For the calendar year 2016, the KPMG and The University of Sydney’s database shows a continuation of the growth trend that started in 2014 – with 2016 the second largest year on record (behind 2008) for Chinese direct investment.
2016 was a year of new records for Chinese investment in Australia. Australia remains the second largest recipient country for accumulated Chinese Investment From 2015 to 2016, Chinese ODI in Australia increased 11.7 percent in Australian dollar terms from AUD 13.75 billion (USD 10.14 billion) to AUD 15.36 billion (USD 11.49 billion).
Australia has received a total of $US90 billion or $120.3 billion in local currency terms in investment from China since 2007. This figure is second only to the United States with more than $US100 billion, $133.6 billion in Australian currency.
CHINA’S investment in Australian agribusiness has tripled in just one year as China strives to meet rising demand for high-quality food among its growing middle class.
In 2016, Chinese companies invested $1.2 billion in Australian agribusiness, three times the investment of $375 million in 2015, shows a report form financial services provider KPMG and the University of Sydney.
The report, Demystifying Chinese Investment in Australia, says the investment was concentrated in the dairy, meat, seafood and wine sectors.
“Chinese investment in Australia’s agribusiness sector was driven by the rapidly rising demand for premium-quality food as China’s middle-class population continues to expand,” said KPMG Australia’s head of Asia and international markets, Doug Ferguson.
The increase in Chinese investment also reflected the greater competitiveness of Australian produce in China following the free-trade agreement between China and Australia, Mr Ferguson said.
Major agribusiness deals included the joint-venture acquisition of the S Kidman & Co cattle empire by Hancock Prospecting and Shanghai CRED Real Estate, Moon Lake’s acquisition of Tasmanian dairy giant Van Diemen’s Land and Inner Mongolia Fuyuan Farming’s acquisition of a 79 per cent stake in dairy processor Burra Foods.
The KPMG and Sydney University report showed that from 2015 to 2016 Chinese investment in Australia across all sectors rose by 11.7 per cent to $15.36 billion.
Commercial real estate attracted the greatest investment, $5.6 billion or 36 per cent of the total, followed by large-scale infrastructure at $4.3 billion or 28 per cent.
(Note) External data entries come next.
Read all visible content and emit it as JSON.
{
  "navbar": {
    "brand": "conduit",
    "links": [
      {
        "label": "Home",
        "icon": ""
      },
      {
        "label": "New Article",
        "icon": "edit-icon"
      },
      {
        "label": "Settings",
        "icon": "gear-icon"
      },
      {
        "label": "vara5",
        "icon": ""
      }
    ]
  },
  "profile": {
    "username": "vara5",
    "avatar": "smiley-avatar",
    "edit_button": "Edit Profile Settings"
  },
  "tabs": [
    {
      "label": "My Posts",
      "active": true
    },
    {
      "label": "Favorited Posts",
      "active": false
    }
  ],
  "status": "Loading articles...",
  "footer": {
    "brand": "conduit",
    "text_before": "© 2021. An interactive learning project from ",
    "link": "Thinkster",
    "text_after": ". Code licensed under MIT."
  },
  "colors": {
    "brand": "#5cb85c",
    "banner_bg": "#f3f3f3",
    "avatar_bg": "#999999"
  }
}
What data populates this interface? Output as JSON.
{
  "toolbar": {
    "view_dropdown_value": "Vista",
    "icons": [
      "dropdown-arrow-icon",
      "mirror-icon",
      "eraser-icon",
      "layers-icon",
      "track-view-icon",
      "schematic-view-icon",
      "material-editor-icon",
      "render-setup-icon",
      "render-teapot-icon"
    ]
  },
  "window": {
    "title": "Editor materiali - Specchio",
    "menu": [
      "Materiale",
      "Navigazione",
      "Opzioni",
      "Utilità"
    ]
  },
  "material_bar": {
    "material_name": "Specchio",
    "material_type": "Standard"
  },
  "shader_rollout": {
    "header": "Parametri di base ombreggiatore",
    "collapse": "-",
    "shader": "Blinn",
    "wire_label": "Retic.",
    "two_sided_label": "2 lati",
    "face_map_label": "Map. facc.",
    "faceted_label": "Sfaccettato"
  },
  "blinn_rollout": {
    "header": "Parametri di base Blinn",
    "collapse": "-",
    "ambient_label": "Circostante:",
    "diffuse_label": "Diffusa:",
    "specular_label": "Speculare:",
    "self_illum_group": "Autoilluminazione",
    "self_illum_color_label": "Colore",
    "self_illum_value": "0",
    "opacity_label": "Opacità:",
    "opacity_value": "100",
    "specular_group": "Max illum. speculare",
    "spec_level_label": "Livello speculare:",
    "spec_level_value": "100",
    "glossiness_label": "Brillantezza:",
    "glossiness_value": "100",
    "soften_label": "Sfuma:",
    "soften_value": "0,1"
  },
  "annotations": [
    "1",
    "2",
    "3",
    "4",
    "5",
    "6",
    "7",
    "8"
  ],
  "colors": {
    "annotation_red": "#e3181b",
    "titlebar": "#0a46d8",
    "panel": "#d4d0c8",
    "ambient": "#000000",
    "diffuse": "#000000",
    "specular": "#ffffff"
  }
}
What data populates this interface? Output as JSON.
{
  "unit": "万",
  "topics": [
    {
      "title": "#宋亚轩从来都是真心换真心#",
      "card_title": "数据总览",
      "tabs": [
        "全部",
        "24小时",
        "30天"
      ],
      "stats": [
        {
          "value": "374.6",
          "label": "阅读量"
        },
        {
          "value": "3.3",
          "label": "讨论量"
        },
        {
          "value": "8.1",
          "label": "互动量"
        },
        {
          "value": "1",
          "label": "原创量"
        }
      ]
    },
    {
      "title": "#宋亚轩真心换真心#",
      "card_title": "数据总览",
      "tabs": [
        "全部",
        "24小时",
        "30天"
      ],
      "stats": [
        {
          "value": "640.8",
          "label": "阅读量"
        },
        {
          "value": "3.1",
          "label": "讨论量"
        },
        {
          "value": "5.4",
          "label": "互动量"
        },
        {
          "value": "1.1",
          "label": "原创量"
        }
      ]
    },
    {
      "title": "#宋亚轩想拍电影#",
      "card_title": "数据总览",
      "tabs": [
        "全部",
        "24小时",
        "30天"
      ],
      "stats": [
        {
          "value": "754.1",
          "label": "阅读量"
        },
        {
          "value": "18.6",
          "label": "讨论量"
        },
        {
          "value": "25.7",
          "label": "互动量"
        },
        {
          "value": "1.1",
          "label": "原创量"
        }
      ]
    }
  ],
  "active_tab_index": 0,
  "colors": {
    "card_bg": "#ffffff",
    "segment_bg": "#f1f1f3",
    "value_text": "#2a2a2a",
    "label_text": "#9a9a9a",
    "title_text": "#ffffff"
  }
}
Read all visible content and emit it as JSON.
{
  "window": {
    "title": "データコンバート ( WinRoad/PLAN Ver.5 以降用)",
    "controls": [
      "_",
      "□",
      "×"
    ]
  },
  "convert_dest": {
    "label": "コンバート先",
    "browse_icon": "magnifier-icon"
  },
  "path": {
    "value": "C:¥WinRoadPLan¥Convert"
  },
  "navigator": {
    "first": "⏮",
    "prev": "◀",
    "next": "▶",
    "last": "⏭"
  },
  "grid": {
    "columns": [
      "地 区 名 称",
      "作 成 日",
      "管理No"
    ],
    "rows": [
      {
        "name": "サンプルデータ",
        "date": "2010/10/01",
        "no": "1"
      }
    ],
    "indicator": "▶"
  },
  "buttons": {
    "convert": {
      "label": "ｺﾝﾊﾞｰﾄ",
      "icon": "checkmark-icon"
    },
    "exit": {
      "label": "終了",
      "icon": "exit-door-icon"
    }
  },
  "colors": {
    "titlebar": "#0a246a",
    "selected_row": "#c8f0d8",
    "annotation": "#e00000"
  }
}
Fifty-one per cent of the investment in commercial real estate went into residential development projects, up from 27 per cent in 2015.
NSW attracted the most investment, with 53 per cent, on the back of commercial real estate. Victoria attracted 25 per cent while Tasmania and the remaining states each attracted less than 10 per cent.
There are signs of a growing maturity by Chinese investors in the Australian market. The number of joint ventures is increasing with more repeat investments by established Chinese companies. This has set a foundation for growth in future investment.
There are already well over 500 large Chinese companies invested in Australia which continue to show interest in high quality, large scale investments and projects.
Australia has a strategic opportunity to grow and diversify its already strong economic partnership with China through structural reform.
Demystifying Chinese Investment in Australia, 1st ed. Sydney: KPMG and University of Sydney, 2017, pp. 1-35.